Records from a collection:
####
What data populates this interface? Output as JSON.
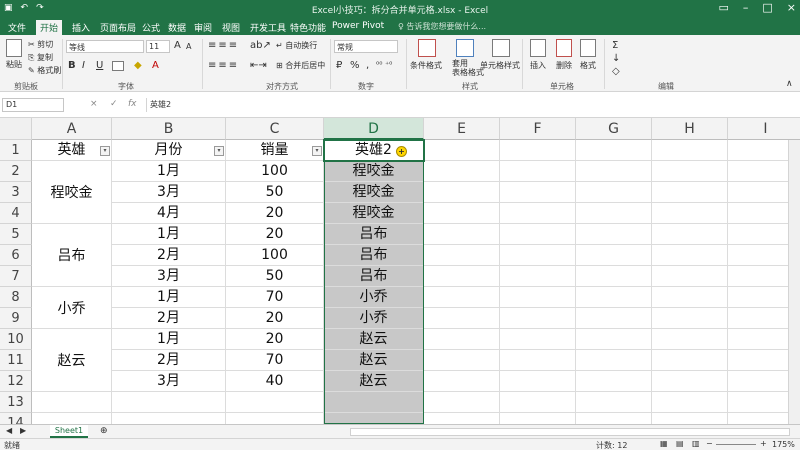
{
  "titlebar": {
    "title": "Excel小技巧：拆分合并单元格.xlsx - Excel",
    "qa_icons": [
      "save-icon",
      "undo-icon",
      "redo-icon"
    ],
    "window_controls": [
      "ribbon-display-icon",
      "minimize-icon",
      "maximize-icon",
      "close-icon"
    ]
  },
  "tabs": [
    "文件",
    "开始",
    "插入",
    "页面布局",
    "公式",
    "数据",
    "审阅",
    "视图",
    "开发工具",
    "特色功能",
    "Power Pivot"
  ],
  "active_tab": "开始",
  "tell_me": "告诉我您想要做什么...",
  "ribbon": {
    "clipboard": {
      "paste": "粘贴",
      "cut": "剪切",
      "copy": "复制",
      "painter": "格式刷",
      "group": "剪贴板"
    },
    "font": {
      "name": "等线",
      "size": "11",
      "grow": "A",
      "shrink": "A",
      "bold": "B",
      "italic": "I",
      "underline": "U",
      "group": "字体"
    },
    "alignment": {
      "wrap": "自动换行",
      "merge": "合并后居中",
      "group": "对齐方式"
    },
    "number": {
      "format": "常规",
      "percent": "%",
      "group": "数字"
    },
    "styles": {
      "conditional": "条件格式",
      "table": "套用\n表格格式",
      "cell": "单元格样式",
      "group": "样式"
    },
    "cells": {
      "insert": "插入",
      "delete": "删除",
      "format": "格式",
      "group": "单元格"
    },
    "editing": {
      "group": "编辑"
    }
  },
  "formula_bar": {
    "name_box": "D1",
    "cancel": "×",
    "enter": "✓",
    "fx": "fx",
    "content": "英雄2"
  },
  "columns": [
    "A",
    "B",
    "C",
    "D",
    "E",
    "F",
    "G",
    "H",
    "I"
  ],
  "rows": [
    "1",
    "2",
    "3",
    "4",
    "5",
    "6",
    "7",
    "8",
    "9",
    "10",
    "11",
    "12",
    "13",
    "14"
  ],
  "table": {
    "headers": [
      "英雄",
      "月份",
      "销量",
      "英雄2"
    ],
    "merged_heroes": [
      {
        "name": "程咬金"
      },
      {
        "name": "吕布"
      },
      {
        "name": "小乔"
      },
      {
        "name": "赵云"
      }
    ],
    "months": [
      "1月",
      "3月",
      "4月",
      "1月",
      "2月",
      "3月",
      "1月",
      "2月",
      "1月",
      "2月",
      "3月"
    ],
    "sales": [
      "100",
      "50",
      "20",
      "20",
      "100",
      "50",
      "70",
      "20",
      "20",
      "70",
      "40"
    ],
    "hero2": [
      "程咬金",
      "程咬金",
      "程咬金",
      "吕布",
      "吕布",
      "吕布",
      "小乔",
      "小乔",
      "赵云",
      "赵云",
      "赵云"
    ]
  },
  "colors": {
    "accent": "#217346",
    "selection": "#c8c8c8"
  },
  "sheets": [
    "Sheet1"
  ],
  "add_sheet": "⊕",
  "status": {
    "mode": "就绪",
    "count_label": "计数: 12",
    "zoom": "175%",
    "zoom_minus": "−",
    "zoom_plus": "+"
  }
}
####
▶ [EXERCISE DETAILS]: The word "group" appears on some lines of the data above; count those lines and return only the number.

▶ [RESPONSE TO THIS EXERCISE]: 7